The main objective in developing the plans is to provide safer access at Highway 55 and Decatur Avenue North, and to create a sidewalk system connection 7th Avenue and Golden Valley Road. The Tiburon 55’s developers will install sidewalks at the new facility, but the redevelopment plan depends on a sidewalk system beyond the building site and managing the traffic at an existing ramp to Highway 55 at Decatur Avenue North.
As a Renewal and Renovation District, increments can be collected for up to 15 years, estimated at $3.2 million total.
Pentel praised the use of TIF, describing as a “win-win for the city.”
• Voted 3-1 (Pentel had excused herself from the meeting) to approve a preliminary planned unit development for the 3.9.4. Apartments, a combination six-story, 308-unit market-rate apartment and 118-unit market-rate senior living facility (with memory care and assisted living). If final approval is granted, construction on both buildings could start this spring.
The proposal drew more than 10 comments when a public hearing was opened.
“We have the two apartments behind our houses now, and we hear the dumpsters clang,” said Joanne Fox, who lives near the proposed 3.9.4 site. “They have 12 units.
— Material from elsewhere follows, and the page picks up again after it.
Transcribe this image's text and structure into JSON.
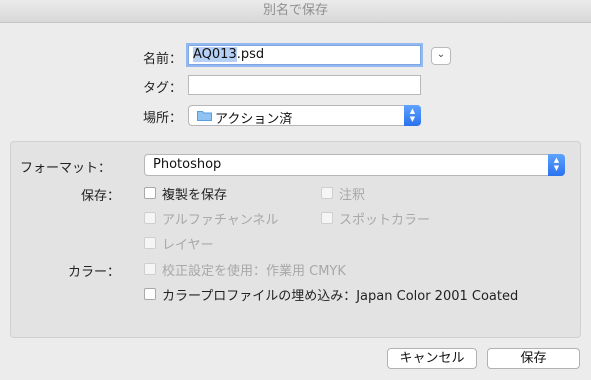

Now you are going to multiply that beyond my conception. We are going to lose a beautiful woods. Our quality of life is going to change dramatically. Our home values have dropped. We are not going to be able to sell our home and replace it with something comparative. I feel bad for the young people, but I would like the city council to use their power for our benefit. You’ve got power, do you have heart?”
David Webb, son of the late restaurant owner of by the same name, presented a list of six reasons why he did not believe the project was suited for the site. Webb manages the Good Day Café adjacent to the site and wants to see the site redeveloped differently.
The council voted 3-1 to approve the preliminary planned unit development, with Scanlon voting against it due to “too many unresolved issues.”
• Unanimously approved a preliminary planned unit development for The Colonnade, a 173-unit market-rate apartment building proposed for the southeast corner of Xenia Avenue and Golden Hills Drive. There were no public comments on the proposal.